(Given data begins)

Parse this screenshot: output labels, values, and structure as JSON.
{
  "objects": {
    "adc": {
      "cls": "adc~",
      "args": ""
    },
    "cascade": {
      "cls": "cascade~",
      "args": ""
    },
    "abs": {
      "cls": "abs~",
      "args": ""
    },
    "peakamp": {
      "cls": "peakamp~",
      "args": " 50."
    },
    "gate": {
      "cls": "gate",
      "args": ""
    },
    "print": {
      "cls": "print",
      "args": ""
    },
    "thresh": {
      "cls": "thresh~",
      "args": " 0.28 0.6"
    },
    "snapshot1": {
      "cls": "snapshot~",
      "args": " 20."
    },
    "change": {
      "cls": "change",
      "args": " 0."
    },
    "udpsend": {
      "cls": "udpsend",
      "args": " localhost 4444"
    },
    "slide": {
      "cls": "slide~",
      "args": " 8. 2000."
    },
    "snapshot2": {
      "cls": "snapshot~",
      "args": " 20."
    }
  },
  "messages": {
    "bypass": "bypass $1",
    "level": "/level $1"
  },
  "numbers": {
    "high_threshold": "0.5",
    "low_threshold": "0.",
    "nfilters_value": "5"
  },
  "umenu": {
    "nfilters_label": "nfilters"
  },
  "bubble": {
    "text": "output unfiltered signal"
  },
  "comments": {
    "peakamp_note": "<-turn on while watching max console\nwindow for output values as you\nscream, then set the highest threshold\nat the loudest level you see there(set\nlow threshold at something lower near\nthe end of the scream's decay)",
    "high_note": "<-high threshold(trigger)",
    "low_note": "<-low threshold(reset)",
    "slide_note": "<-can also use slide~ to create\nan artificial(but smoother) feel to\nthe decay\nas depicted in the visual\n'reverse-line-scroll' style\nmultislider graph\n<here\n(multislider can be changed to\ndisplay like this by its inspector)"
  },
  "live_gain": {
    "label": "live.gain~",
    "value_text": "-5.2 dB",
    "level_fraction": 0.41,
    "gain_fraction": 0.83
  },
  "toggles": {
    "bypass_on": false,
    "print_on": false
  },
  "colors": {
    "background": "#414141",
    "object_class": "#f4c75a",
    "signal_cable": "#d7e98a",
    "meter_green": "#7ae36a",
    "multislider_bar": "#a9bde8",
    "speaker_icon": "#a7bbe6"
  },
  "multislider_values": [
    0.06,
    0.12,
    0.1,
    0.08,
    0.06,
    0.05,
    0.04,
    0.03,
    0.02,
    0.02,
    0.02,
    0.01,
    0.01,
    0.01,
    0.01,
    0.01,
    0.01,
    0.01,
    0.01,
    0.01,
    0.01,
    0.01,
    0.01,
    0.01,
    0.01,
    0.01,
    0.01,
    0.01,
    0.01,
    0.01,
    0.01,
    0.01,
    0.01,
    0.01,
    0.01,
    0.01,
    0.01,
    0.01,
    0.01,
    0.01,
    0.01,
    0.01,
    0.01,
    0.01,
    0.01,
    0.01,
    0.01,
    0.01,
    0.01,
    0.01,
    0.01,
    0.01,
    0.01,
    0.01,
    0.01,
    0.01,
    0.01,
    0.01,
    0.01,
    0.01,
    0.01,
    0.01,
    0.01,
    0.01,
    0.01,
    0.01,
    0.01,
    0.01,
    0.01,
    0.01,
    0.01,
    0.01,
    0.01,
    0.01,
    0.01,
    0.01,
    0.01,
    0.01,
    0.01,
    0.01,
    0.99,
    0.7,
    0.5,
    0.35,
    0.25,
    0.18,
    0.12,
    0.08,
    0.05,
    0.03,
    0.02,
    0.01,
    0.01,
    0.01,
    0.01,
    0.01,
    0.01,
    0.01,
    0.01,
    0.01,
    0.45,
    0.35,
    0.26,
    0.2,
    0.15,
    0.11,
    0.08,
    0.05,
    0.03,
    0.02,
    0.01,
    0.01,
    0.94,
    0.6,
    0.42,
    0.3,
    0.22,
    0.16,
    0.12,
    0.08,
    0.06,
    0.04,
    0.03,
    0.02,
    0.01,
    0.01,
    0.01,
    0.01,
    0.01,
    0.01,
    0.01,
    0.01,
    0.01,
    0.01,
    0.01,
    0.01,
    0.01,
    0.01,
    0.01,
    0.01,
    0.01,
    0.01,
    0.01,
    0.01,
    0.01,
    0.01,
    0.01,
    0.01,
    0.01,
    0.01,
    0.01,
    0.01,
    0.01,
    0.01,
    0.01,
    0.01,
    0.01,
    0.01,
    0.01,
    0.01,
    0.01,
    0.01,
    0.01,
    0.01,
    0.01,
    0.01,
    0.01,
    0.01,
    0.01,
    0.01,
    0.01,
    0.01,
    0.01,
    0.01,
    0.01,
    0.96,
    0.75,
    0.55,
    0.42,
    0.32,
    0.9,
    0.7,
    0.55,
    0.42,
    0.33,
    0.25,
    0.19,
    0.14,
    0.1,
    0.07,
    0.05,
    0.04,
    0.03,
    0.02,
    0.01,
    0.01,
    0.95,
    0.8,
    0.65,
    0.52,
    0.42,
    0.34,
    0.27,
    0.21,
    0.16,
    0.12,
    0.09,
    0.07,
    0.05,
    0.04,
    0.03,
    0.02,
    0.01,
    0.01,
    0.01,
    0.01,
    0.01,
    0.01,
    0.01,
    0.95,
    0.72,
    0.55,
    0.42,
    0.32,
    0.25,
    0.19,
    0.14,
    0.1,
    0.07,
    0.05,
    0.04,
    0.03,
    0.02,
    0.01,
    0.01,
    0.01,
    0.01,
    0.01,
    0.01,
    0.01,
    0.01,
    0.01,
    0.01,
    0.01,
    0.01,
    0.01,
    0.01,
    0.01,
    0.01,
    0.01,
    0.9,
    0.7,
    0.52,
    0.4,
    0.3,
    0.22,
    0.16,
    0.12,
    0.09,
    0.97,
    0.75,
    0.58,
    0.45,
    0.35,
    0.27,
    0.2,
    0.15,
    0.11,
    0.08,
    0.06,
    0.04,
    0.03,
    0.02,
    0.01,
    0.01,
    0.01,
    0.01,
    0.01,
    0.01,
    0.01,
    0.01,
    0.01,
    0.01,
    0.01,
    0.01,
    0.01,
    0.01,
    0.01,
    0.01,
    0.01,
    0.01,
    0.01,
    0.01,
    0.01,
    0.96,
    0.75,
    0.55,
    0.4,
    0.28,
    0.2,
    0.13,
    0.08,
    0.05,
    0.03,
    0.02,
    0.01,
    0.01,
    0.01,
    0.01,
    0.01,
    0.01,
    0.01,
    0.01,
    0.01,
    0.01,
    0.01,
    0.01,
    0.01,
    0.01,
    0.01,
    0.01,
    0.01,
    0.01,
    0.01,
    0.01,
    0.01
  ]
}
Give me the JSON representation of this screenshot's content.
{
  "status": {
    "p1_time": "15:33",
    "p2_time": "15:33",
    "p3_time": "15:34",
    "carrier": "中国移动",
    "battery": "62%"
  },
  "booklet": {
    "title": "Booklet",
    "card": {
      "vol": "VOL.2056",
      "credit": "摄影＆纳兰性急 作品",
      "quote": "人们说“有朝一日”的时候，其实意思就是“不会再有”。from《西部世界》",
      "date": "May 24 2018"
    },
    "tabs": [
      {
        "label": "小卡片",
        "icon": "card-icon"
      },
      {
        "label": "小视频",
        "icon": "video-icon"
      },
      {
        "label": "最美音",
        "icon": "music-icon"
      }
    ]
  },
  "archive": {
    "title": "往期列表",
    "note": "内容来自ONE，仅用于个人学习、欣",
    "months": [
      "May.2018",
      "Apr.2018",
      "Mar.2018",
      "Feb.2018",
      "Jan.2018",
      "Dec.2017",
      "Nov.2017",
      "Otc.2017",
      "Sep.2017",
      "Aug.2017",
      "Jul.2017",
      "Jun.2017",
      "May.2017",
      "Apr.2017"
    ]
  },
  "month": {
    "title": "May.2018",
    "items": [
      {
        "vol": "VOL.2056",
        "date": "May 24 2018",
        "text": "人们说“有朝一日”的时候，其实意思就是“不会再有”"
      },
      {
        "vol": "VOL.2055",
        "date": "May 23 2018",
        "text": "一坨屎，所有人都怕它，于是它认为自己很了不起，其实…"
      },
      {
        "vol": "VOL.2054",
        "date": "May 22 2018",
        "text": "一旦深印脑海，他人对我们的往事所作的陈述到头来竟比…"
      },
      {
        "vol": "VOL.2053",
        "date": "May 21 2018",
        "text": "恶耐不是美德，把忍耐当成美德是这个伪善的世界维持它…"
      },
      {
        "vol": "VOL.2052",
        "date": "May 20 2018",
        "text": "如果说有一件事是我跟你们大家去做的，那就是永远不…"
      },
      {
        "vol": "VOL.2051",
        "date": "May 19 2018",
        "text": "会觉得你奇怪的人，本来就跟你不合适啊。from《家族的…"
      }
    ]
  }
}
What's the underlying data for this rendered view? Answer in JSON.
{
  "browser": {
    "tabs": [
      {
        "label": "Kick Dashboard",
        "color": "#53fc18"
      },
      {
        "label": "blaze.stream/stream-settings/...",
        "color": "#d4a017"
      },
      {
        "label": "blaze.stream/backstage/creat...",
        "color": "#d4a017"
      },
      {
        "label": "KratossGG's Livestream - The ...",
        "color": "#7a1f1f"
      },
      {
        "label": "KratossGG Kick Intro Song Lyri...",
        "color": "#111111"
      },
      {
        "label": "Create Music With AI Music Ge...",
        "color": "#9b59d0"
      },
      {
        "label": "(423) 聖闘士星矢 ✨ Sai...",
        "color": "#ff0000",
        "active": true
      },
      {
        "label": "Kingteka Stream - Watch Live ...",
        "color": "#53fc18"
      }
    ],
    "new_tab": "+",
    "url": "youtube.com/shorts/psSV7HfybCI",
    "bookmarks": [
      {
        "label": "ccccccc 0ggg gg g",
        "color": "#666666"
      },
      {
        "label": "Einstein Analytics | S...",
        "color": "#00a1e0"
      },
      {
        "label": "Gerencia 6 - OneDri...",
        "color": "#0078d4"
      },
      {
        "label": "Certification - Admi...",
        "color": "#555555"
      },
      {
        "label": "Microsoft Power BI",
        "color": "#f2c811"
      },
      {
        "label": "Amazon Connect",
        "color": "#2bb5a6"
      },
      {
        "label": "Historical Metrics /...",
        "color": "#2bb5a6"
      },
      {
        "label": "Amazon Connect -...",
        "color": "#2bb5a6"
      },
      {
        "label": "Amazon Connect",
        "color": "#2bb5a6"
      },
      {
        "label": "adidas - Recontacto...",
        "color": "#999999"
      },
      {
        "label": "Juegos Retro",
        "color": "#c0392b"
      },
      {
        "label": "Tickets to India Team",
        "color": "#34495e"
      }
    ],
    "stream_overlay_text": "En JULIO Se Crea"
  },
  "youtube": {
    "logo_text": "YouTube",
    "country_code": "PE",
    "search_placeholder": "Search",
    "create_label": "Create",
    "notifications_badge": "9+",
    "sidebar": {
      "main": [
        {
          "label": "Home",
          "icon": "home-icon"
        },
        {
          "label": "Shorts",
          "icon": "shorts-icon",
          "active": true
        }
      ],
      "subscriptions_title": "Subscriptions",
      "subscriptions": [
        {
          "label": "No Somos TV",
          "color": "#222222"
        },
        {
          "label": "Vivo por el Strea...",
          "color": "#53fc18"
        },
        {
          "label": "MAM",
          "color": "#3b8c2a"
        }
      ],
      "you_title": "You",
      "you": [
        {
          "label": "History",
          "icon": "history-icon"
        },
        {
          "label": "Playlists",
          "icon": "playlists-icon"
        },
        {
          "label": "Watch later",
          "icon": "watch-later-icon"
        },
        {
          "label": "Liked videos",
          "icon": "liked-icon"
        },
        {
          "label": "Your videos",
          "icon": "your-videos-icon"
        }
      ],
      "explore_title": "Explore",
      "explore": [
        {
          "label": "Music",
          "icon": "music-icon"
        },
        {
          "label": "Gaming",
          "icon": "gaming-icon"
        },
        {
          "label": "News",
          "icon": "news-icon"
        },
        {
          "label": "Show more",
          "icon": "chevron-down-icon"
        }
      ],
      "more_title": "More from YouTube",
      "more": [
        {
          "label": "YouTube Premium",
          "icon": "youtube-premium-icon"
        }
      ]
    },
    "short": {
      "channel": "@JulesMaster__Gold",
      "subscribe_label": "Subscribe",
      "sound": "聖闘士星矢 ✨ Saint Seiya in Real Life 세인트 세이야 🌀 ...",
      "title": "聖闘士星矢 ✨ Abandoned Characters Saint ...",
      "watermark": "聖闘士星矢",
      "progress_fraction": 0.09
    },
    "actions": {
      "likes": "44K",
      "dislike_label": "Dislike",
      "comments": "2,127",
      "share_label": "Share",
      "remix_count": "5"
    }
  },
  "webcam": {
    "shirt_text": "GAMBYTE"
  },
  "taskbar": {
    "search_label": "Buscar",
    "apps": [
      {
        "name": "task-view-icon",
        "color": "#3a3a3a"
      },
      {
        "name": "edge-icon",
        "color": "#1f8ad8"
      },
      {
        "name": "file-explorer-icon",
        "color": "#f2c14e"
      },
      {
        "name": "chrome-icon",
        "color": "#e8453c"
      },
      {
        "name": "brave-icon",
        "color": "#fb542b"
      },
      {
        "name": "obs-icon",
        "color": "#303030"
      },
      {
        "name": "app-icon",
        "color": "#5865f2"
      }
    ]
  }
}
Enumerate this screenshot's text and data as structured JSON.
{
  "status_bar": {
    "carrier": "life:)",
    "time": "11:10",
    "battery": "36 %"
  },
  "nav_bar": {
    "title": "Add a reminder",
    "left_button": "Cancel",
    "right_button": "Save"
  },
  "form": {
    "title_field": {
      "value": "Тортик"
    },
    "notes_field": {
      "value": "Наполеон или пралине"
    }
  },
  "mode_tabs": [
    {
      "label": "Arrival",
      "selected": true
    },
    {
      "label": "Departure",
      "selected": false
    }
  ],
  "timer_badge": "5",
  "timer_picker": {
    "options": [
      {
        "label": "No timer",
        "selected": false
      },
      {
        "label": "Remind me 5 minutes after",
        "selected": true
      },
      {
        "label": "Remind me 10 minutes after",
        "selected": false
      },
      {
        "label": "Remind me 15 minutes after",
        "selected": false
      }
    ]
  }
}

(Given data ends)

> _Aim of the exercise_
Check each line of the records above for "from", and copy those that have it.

> _Written answer_
      "quote": "人们说“有朝一日”的时候，其实意思就是“不会再有”。from《西部世界》",
        "text": "会觉得你奇怪的人，本来就跟你不合适啊。from《家族的…"
      "more_title": "More from YouTube",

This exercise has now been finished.